By that timeline, Norrington would have turned down Blade II, leaving del Toro to come in and replace him, with del Toro leaving Freddy vs. Jason in the process, leaving Norrington to replace him on that. Which, if true, is an amazing perfect circle of development hell. Unfortunately, other than the quotes from Englund, neither director’s involvement has ever seemed to be substantiated, so it’s possible that neither one of them was ever as seriously involved with the project as rumors have led fans to believe.
Norrington’s last film as director was 2003’s The League of Extraordinary Gentlemen. As a big fan of that first Blade, though, I would love to see him finally direct something else that actually gets made. While Blade would certainly have been a no-brainer to bring Morbius to the big screen, it’s crazy to actually see the character debut in his own solo film two decades later.

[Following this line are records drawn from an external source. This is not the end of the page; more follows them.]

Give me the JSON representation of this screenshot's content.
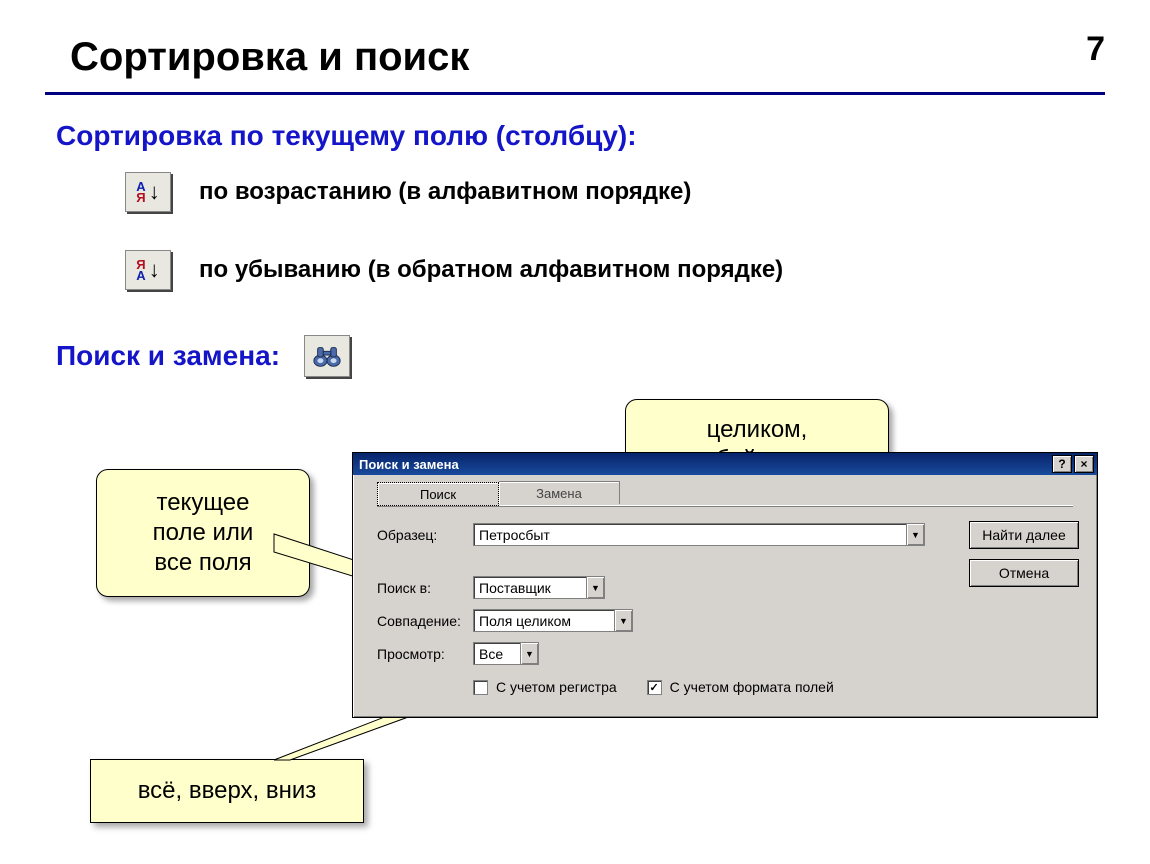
{
  "page_number": "7",
  "title": "Сортировка и поиск",
  "section_sort_title": "Сортировка по текущему полю (столбцу):",
  "sort_asc_label": "по возрастанию (в алфавитном порядке)",
  "sort_desc_label": "по убыванию (в обратном алфавитном порядке)",
  "section_find_title": "Поиск и замена:",
  "callouts": {
    "match_type": "целиком,\nс любой частью,\nс началом",
    "field_scope": "текущее\nполе или\nвсе поля",
    "direction": "всё, вверх, вниз"
  },
  "dialog": {
    "title": "Поиск и замена",
    "tabs": {
      "find": "Поиск",
      "replace": "Замена"
    },
    "labels": {
      "sample": "Образец:",
      "search_in": "Поиск в:",
      "match": "Совпадение:",
      "look": "Просмотр:"
    },
    "values": {
      "sample": "Петросбыт",
      "search_in": "Поставщик",
      "match": "Поля целиком",
      "look": "Все"
    },
    "buttons": {
      "find_next": "Найти далее",
      "cancel": "Отмена"
    },
    "checks": {
      "case": "С учетом регистра",
      "format": "С учетом формата полей"
    }
  }
}
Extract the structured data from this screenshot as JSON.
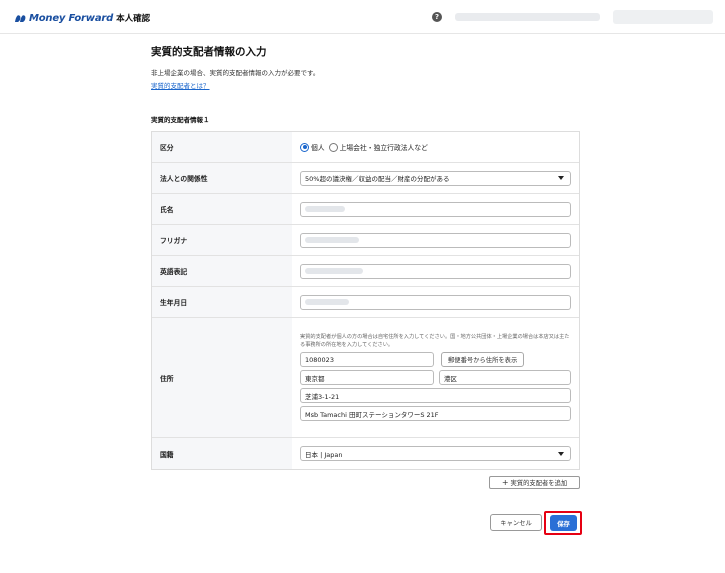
{
  "header": {
    "brand": "Money Forward",
    "service": "本人確認",
    "help_glyph": "?",
    "brand_color": "#1a4fa0"
  },
  "page": {
    "title": "実質的支配者情報の入力",
    "description": "非上場企業の場合、実質的支配者情報の入力が必要です。",
    "link": "実質的支配者とは？"
  },
  "section": {
    "title": "実質的支配者情報１"
  },
  "form": {
    "category": {
      "label": "区分",
      "options": [
        "個人",
        "上場会社・独立行政法人など"
      ],
      "selected": "個人"
    },
    "relation": {
      "label": "法人との関係性",
      "value": "50%超の議決権／収益の配当／財産の分配がある"
    },
    "name": {
      "label": "氏名"
    },
    "furigana": {
      "label": "フリガナ"
    },
    "english_name": {
      "label": "英語表記"
    },
    "birthdate": {
      "label": "生年月日"
    },
    "address": {
      "label": "住所",
      "note": "実質的支配者が個人の方の場合は自宅住所を入力してください。国・地方公共団体・上場企業の場合は本店又は主たる事務所の所在地を入力してください。",
      "postal_code": "1080023",
      "postal_lookup_button": "郵便番号から住所を表示",
      "prefecture": "東京都",
      "city": "港区",
      "street": "芝浦3-1-21",
      "building": "Msb Tamachi 田町ステーションタワーS 21F"
    },
    "nationality": {
      "label": "国籍",
      "value": "日本 | Japan"
    }
  },
  "actions": {
    "add_owner": "実質的支配者を追加",
    "add_icon": "+",
    "cancel": "キャンセル",
    "save": "保存",
    "save_color": "#2a6fd6",
    "highlight_color": "#e60012"
  }
}
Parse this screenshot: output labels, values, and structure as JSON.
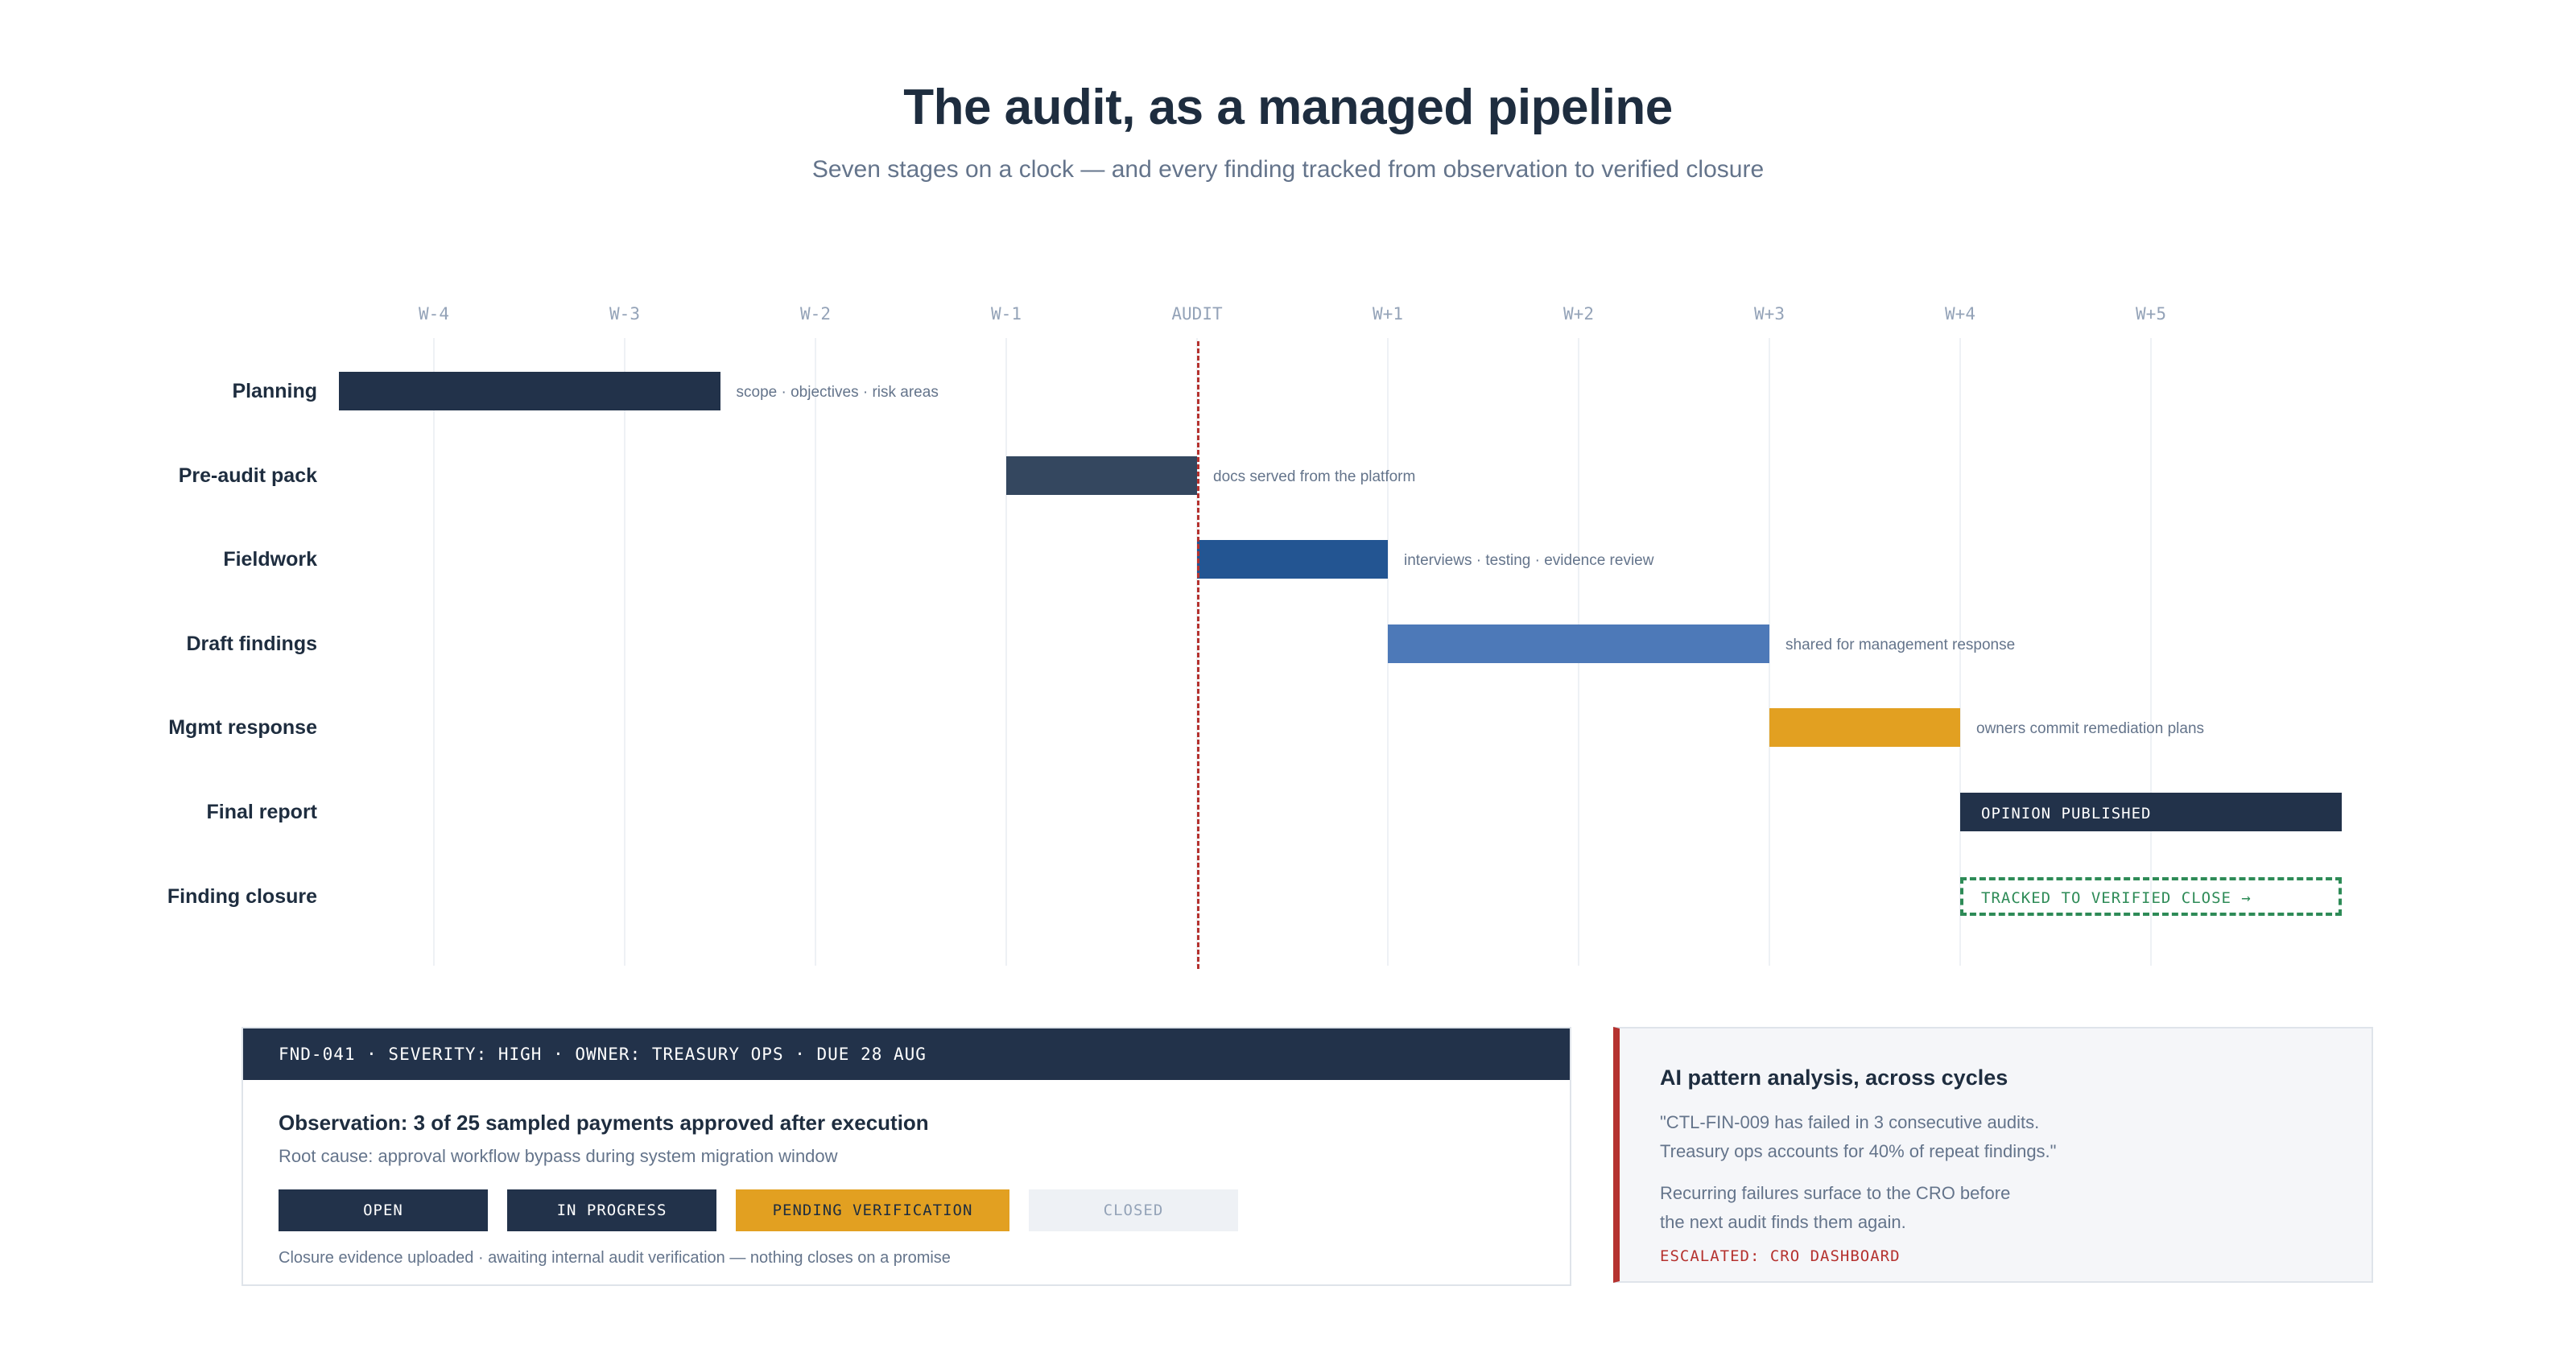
{
  "title": "The audit, as a managed pipeline",
  "subtitle": "Seven stages on a clock — and every finding tracked from observation to verified closure",
  "timeline": {
    "ticks": [
      "W-4",
      "W-3",
      "W-2",
      "W-1",
      "AUDIT",
      "W+1",
      "W+2",
      "W+3",
      "W+4",
      "W+5"
    ],
    "audit_marker": "AUDIT",
    "stages": [
      {
        "label": "Planning",
        "start": -4.5,
        "end": -2.5,
        "color": "#22324a",
        "note": "scope · objectives · risk areas"
      },
      {
        "label": "Pre-audit pack",
        "start": -1,
        "end": 0,
        "color": "#34475f",
        "note": "docs served from the platform"
      },
      {
        "label": "Fieldwork",
        "start": 0,
        "end": 1,
        "color": "#235592",
        "note": "interviews · testing · evidence review"
      },
      {
        "label": "Draft findings",
        "start": 1,
        "end": 3,
        "color": "#4d79b8",
        "note": "shared for management response"
      },
      {
        "label": "Mgmt response",
        "start": 3,
        "end": 4,
        "color": "#e2a021",
        "note": "owners commit remediation plans"
      },
      {
        "label": "Final report",
        "start": 4,
        "end": 6,
        "color": "#22324a",
        "inside_text": "OPINION PUBLISHED"
      },
      {
        "label": "Finding closure",
        "start": 4,
        "end": 6,
        "style": "dashed",
        "color": "#2e8b57",
        "inside_text": "TRACKED TO VERIFIED CLOSE →"
      }
    ]
  },
  "finding": {
    "header": "FND-041 · SEVERITY: HIGH · OWNER: TREASURY OPS · DUE 28 AUG",
    "observation": "Observation: 3 of 25 sampled payments approved after execution",
    "root_cause": "Root cause: approval workflow bypass during system migration window",
    "statuses": [
      {
        "label": "OPEN",
        "state": "done"
      },
      {
        "label": "IN PROGRESS",
        "state": "done"
      },
      {
        "label": "PENDING VERIFICATION",
        "state": "current"
      },
      {
        "label": "CLOSED",
        "state": "todo"
      }
    ],
    "closure_note": "Closure evidence uploaded · awaiting internal audit verification — nothing closes on a promise"
  },
  "ai": {
    "title": "AI pattern analysis, across cycles",
    "quote_line1": "\"CTL-FIN-009 has failed in 3 consecutive audits.",
    "quote_line2": "Treasury ops accounts for 40% of repeat findings.\"",
    "body_line1": "Recurring failures surface to the CRO before",
    "body_line2": "the next audit finds them again.",
    "escalated": "ESCALATED: CRO DASHBOARD"
  },
  "colors": {
    "navy": "#22324a",
    "accent_red": "#b5322f",
    "amber": "#e2a021",
    "green": "#2e8b57"
  }
}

It’s a natural instinct to think it’s insane that comic book culture has ballooned to such a massive size that characters like Morbius can get their own movie, but the truth is, thanks to being tied to Spider-Man and featuring prominently in the ‘90s animated series, Morbius was probably a more well known character than Blade at the time that movie came out. Although Blade made a few appearances on that cartoon as well, they were smaller guest appearances, like many other Marvel heroes.
Between then and now there was another outlet that was rumored to see Morbius make his live-action debut: the short-lived Blade: The Series. That show, which ran for only thirteen episodes on Spike, was cancelled after an extreme cliffhanger. David Goyer and everyone involved seemed to think a second season was almost guaranteed and there were concrete plans for what the second season would have entailed. While rumors of Morbius’ inclusion circulated for a long time, they were never confirmed and there’s almost no way they could be true, as by that time the Spider-Man franchise was in full swing and the character was firmly tied up at Sony. However: Blade: The Series was set to mark the live-action debut of yet another Marvel character long before they finally hit the screen, as the supernatural vigilante Moon Knight was set to appear in the second season, had it been made. Moon Knight now has a series headed to Disney+.
For a character (and film) that almost never gets mentioned alongside other foundational Marvel heroes, Blade did a ton to make this hero-heavy climate possible, in some unconventional, crucial, and unfortunately largely forgotten ways.
Editor’s Note: This article was originally published on January 16, 2020.